_EXERCISE INSTRUCTIONS_
Throughout the listing that follows, find each line with the word "Rahmat" and copy it.

****************************************

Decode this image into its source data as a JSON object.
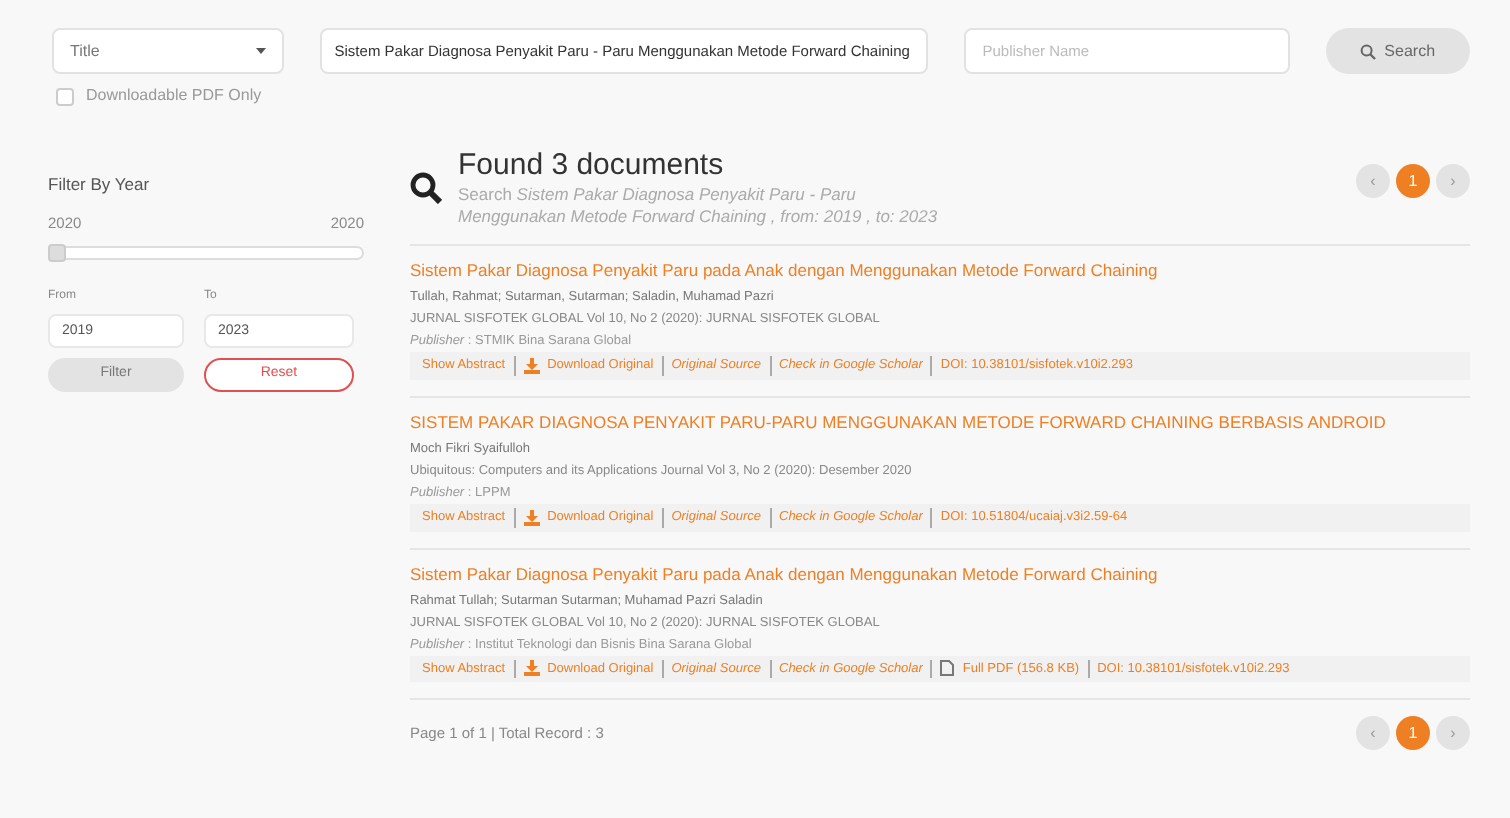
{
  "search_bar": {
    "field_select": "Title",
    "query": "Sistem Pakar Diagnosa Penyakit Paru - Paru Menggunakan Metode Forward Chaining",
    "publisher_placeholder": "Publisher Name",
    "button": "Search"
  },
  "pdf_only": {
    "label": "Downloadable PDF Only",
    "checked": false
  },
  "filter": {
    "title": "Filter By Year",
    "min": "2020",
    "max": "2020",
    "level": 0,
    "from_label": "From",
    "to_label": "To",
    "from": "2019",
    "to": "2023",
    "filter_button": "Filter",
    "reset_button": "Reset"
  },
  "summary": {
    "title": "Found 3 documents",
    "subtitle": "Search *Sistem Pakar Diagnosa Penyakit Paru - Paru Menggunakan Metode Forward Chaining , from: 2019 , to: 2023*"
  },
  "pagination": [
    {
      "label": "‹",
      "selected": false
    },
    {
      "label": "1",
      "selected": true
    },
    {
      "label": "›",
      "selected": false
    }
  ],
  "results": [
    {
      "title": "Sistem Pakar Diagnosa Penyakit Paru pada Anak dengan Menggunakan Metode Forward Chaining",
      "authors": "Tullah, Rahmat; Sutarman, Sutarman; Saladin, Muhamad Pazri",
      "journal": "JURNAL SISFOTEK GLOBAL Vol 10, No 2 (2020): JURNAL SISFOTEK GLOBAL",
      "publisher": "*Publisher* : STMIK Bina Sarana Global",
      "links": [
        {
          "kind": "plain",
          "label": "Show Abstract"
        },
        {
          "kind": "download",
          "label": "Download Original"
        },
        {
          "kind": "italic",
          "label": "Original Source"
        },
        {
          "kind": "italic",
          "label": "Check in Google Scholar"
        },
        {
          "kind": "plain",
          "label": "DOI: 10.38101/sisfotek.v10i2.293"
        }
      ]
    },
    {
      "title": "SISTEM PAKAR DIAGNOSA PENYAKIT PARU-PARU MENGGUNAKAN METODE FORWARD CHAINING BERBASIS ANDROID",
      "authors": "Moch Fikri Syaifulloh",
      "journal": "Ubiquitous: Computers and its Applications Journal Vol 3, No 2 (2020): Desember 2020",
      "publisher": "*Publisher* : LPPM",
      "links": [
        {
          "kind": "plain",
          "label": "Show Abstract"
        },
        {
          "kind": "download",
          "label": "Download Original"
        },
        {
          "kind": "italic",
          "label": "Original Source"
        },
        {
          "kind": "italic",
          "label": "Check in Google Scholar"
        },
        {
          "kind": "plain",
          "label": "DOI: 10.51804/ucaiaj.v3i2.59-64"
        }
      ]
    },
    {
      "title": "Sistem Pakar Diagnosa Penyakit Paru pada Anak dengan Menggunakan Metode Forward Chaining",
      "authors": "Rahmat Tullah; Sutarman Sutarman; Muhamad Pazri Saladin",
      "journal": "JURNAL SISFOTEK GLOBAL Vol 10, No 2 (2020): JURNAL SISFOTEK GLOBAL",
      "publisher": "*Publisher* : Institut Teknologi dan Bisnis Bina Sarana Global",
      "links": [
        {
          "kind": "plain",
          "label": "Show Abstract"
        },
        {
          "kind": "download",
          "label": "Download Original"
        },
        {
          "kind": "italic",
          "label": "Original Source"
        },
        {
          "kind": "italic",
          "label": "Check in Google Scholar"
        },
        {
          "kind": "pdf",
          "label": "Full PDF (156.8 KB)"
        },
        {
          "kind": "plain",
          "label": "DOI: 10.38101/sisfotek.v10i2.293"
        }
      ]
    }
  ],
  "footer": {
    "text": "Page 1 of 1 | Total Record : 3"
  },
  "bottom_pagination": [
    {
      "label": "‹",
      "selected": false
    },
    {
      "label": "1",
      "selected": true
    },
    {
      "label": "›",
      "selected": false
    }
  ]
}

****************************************

_TASK RESPONSE_
      "authors": "Tullah, Rahmat; Sutarman, Sutarman; Saladin, Muhamad Pazri",
      "authors": "Rahmat Tullah; Sutarman Sutarman; Muhamad Pazri Saladin",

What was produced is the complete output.